ACTION ITEM: Scan each line of the records for the word "Deployment" and extract the ones that have it.

DATA EXTRACT:
------------------------------------------------------------------------

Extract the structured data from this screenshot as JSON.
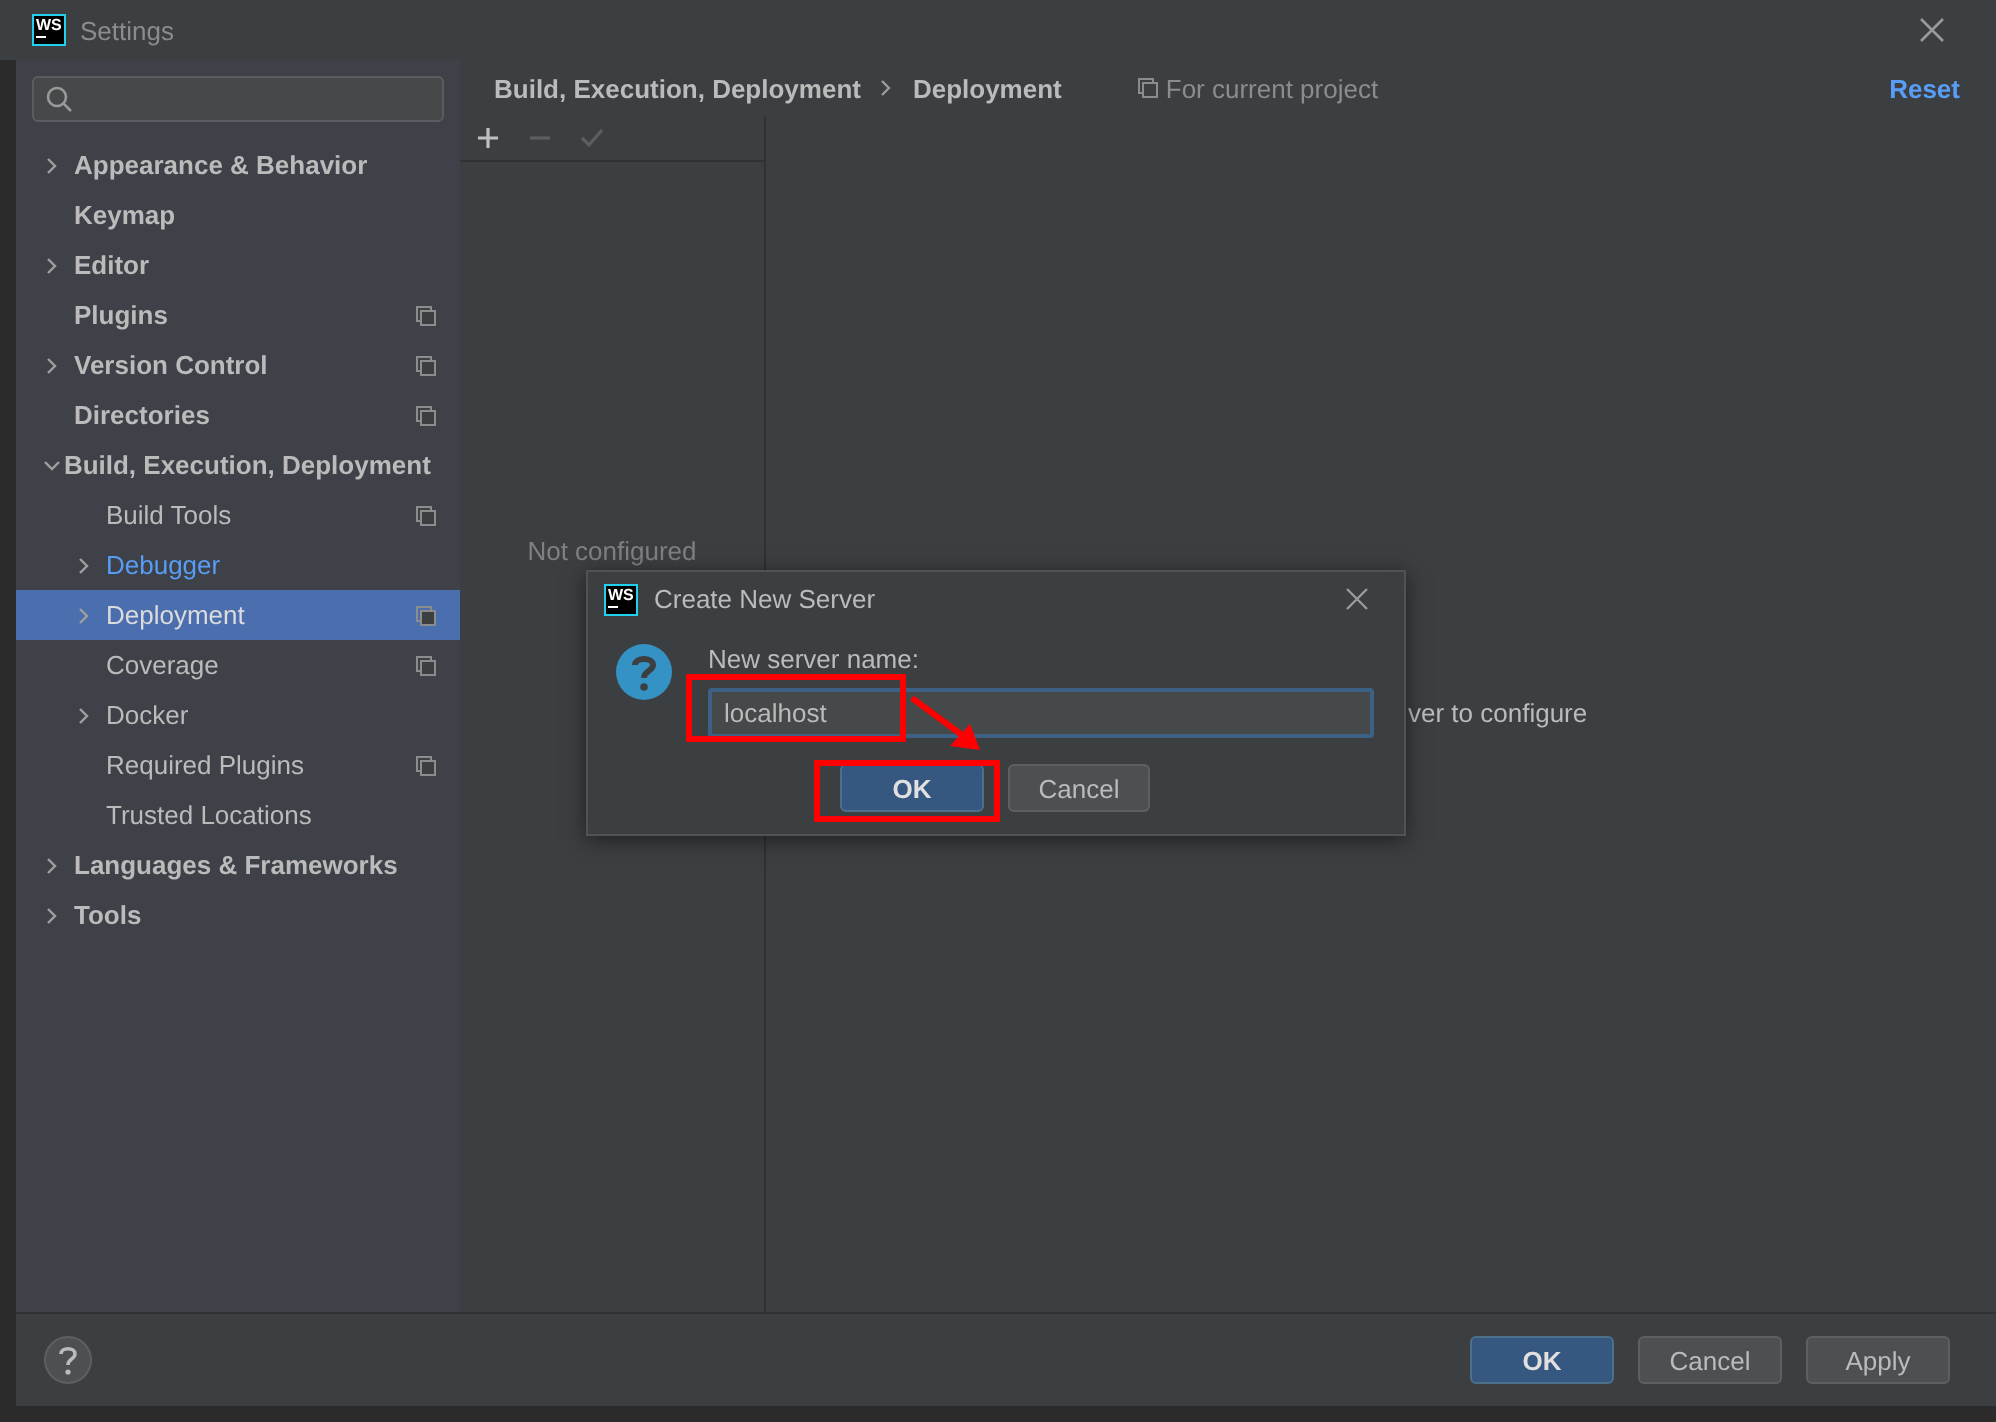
{
  "window": {
    "logo": "WS",
    "title": "Settings"
  },
  "sidebar": {
    "items": [
      {
        "label": "Appearance & Behavior",
        "expanded": false,
        "project_scope": false,
        "modified": false,
        "selected": false
      },
      {
        "label": "Keymap",
        "project_scope": false,
        "modified": false,
        "selected": false
      },
      {
        "label": "Editor",
        "expanded": false,
        "project_scope": false,
        "modified": false,
        "selected": false
      },
      {
        "label": "Plugins",
        "project_scope": true,
        "modified": false,
        "selected": false
      },
      {
        "label": "Version Control",
        "expanded": false,
        "project_scope": true,
        "modified": false,
        "selected": false
      },
      {
        "label": "Directories",
        "project_scope": true,
        "modified": false,
        "selected": false
      },
      {
        "label": "Build, Execution, Deployment",
        "expanded": true,
        "project_scope": false,
        "modified": false,
        "selected": false,
        "children": [
          {
            "label": "Build Tools",
            "project_scope": true,
            "modified": false,
            "selected": false
          },
          {
            "label": "Debugger",
            "expanded": false,
            "project_scope": false,
            "modified": true,
            "selected": false
          },
          {
            "label": "Deployment",
            "expanded": false,
            "project_scope": true,
            "modified": false,
            "selected": true
          },
          {
            "label": "Coverage",
            "project_scope": true,
            "modified": false,
            "selected": false
          },
          {
            "label": "Docker",
            "expanded": false,
            "project_scope": false,
            "modified": false,
            "selected": false
          },
          {
            "label": "Required Plugins",
            "project_scope": true,
            "modified": false,
            "selected": false
          },
          {
            "label": "Trusted Locations",
            "project_scope": false,
            "modified": false,
            "selected": false
          }
        ]
      },
      {
        "label": "Languages & Frameworks",
        "expanded": false,
        "project_scope": false,
        "modified": false,
        "selected": false
      },
      {
        "label": "Tools",
        "expanded": false,
        "project_scope": false,
        "modified": false,
        "selected": false
      }
    ]
  },
  "breadcrumb": [
    "Build, Execution, Deployment",
    "Deployment"
  ],
  "scope_note": "For current project",
  "reset": "Reset",
  "toolbar": [
    {
      "kind": "add",
      "disabled": false
    },
    {
      "kind": "remove",
      "disabled": true
    },
    {
      "kind": "apply",
      "disabled": true
    }
  ],
  "server_list": {
    "empty_text": "Not configured"
  },
  "details": {
    "hint": "ver to configure"
  },
  "dialog": {
    "logo": "WS",
    "title": "Create New Server",
    "label": "New server name:",
    "value": "localhost",
    "buttons": [
      {
        "label": "OK",
        "default": true
      },
      {
        "label": "Cancel",
        "default": false
      }
    ]
  },
  "annotations": [
    {
      "kind": "box"
    },
    {
      "kind": "box"
    },
    {
      "kind": "arrow"
    }
  ],
  "footer": {
    "buttons": [
      {
        "label": "OK",
        "default": true
      },
      {
        "label": "Cancel",
        "default": false
      },
      {
        "label": "Apply",
        "default": false
      }
    ]
  }
}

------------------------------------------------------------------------

OUTPUT:
        "label": "Build, Execution, Deployment",
            "label": "Deployment",
    "Build, Execution, Deployment",
    "Deployment"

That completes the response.